Q4U: What is starting a new book like for you? 

Friday, August 3, 2012

Review of Ten Girls to Watch by Charity Shumway

Author: Charity Shumway

Goodreads Synopsis:

A funny and uplifting debut novel about stumbling through the early years of adulthood while taking (or not taking) the advice of the women who've gone before you. Dawn West is trying to make her way in New York City. She’s got an ex-boyfriend she can’t quite stop seeing, a writing career that’s gotten about as far as penning an online lawn care advice column, and a small hometown in Oregon that’s her last recourse if she can’t make next month’s rent.      So when Dawn lands a job tracking down the past winners of Charm magazine’s “Ten Girls to Watch” contest, she’s thrilled. Not only is she being paid to interview hundreds of fascinating women, but she’s also sharing office space with “Secret Agent Romance,” Charm’s resident dating columnist, and he just happens to be giving her butterflies.     As Dawn gets to know the life stories of these former winners, she’ll discover that success, love, and friendship can be found in the most unexpected of places. And even more importantly, she’ll find that though those who have gone before us can be role models, ultimately, we each have to carve our own way.    Both an insightful look at the trajectory of female experience over the past fifty years and a witty coming of age story, Ten Girls to Watch introduces an unforgettable new voice in women’s fiction.

Recently released by Atria Books (Simon & Schuster) July 31, 2012
 My Take:

I was super psyched to read this book as you can tell from my post last Friday. It took me one week to finish. Dawn West was a relatable character. A twenty-something-year-old just out of college and making her way in the world. As a soon-to-be graduate myself, I was hoping for a little bit of inspiration. What I got? Well, life. (Which isn't a bad thing) Let me explain.
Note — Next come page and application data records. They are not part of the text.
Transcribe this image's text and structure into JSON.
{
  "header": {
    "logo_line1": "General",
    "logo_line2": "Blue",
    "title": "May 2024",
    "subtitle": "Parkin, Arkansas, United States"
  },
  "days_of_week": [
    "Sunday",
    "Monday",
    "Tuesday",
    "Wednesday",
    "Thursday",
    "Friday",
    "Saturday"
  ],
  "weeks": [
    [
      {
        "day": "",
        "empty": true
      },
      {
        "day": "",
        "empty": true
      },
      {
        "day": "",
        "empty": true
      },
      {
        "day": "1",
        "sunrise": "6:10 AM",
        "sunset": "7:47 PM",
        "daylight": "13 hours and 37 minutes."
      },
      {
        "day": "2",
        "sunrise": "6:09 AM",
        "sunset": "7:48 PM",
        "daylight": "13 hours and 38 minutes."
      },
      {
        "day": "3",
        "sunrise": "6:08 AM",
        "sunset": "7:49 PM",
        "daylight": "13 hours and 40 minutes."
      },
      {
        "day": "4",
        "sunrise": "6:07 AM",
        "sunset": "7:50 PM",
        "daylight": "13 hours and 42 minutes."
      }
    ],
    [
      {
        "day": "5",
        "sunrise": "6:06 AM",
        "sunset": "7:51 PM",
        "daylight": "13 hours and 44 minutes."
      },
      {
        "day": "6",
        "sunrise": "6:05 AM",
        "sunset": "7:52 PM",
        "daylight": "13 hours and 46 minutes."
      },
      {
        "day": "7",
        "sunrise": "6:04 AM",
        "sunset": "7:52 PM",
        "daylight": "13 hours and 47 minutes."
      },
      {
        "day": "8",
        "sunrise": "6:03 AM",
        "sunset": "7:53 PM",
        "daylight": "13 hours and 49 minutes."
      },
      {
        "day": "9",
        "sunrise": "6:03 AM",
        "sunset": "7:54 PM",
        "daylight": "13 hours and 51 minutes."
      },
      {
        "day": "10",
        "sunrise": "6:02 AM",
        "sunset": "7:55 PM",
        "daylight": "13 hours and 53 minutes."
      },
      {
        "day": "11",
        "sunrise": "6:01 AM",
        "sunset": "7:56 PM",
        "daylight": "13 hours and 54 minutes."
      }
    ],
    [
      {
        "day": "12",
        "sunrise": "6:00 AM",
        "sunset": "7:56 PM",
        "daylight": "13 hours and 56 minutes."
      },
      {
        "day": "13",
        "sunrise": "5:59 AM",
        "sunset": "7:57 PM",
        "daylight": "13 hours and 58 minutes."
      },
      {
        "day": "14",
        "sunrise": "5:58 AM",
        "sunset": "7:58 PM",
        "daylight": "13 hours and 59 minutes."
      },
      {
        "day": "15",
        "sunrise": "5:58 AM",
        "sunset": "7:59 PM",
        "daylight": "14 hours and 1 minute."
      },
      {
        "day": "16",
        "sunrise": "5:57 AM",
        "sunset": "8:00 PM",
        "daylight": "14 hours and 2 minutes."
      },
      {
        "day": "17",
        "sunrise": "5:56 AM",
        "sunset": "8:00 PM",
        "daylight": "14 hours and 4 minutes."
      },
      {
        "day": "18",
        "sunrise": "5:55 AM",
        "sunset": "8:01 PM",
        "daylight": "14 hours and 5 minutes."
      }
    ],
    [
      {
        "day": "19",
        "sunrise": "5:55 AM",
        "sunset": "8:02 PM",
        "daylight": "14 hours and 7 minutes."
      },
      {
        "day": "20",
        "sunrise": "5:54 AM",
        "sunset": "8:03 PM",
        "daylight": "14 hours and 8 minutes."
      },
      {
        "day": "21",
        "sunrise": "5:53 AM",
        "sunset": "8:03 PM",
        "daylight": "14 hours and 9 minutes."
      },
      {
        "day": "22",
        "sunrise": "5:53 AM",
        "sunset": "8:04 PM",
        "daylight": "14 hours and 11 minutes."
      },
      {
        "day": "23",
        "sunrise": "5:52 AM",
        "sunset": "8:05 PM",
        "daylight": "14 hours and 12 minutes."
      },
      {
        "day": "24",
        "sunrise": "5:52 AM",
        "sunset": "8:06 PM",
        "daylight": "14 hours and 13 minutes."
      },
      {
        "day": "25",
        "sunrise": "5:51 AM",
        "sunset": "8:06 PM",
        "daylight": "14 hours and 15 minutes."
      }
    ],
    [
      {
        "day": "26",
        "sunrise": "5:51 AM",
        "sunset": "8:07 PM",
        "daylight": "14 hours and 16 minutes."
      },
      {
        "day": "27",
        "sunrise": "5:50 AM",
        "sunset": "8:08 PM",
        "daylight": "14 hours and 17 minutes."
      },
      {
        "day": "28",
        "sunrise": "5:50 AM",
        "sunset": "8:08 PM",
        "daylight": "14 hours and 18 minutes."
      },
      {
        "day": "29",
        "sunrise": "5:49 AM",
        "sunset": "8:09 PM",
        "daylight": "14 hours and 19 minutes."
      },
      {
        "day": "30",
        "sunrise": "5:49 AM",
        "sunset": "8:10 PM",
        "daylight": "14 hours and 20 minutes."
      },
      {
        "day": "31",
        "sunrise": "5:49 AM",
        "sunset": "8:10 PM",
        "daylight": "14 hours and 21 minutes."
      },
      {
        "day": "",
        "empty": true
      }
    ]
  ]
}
Shumway takes from her relatively similar experience and creates a story full of inspirational women and a character who stumbles along in life. We follow her through her career, her love life and her low points. 

There isn't some giant realization at the end or some happily ever after. There are the small gifts of happiness life tosses you. She doesn't allude to some grandeur life goal that's revealed once we make "it" passed a certain point in life. Things don't get easier, they merely become different. What I learned? Each little thing you do brings you closer to the life you want to create for yourself, even if you're not quite sure what it is yet. I did feel that certain scenes could have been given a little more depth, but Shumway was real in her approach, honest, and humorous. Can't complain. A delightful read. Definitely relatable for those with literary aspirations and life in New York City. 

My Rating:

4.5 out of 5


Wednesday, August 1, 2012

Waiting on Wednesday

I am so excited about this new book. I remember reading the first book in this trilogy, and being so excited about a modern retelling of Anastasia. But the truth is it's not, really--it's so much more than that. Which is why I can't wait until August 7th and Anastasia Forever. 

Secrets within secrets. Truths within lies.

She was the darling of the glittering
Winter Palace while her half brother Viktor
was relegated to the shadows.
Now he’s ready to take his turn in the spotlight…
and revenge on the world that shunned him.

The visions won’t stop. One minute she’s in
her bedroom on her cell phone. And the next
she’s in the past witness to the
private moments of the royal Romanov family.

He’s been eighteen for nearly century and finding
Anne is the best thing that’s ever happened to him.
But the magic in his blood is turning darker,
forcing him to wonder whether
he’s the most dangerous threat of all.

History Doesn't Tell Us Everything....

Pick up your copy of Anastasia Forever (Sourcebooks) August 7 and if you missed this amazing series check out Anne and Ethan's story in Dreaming Annastasia and Haunted.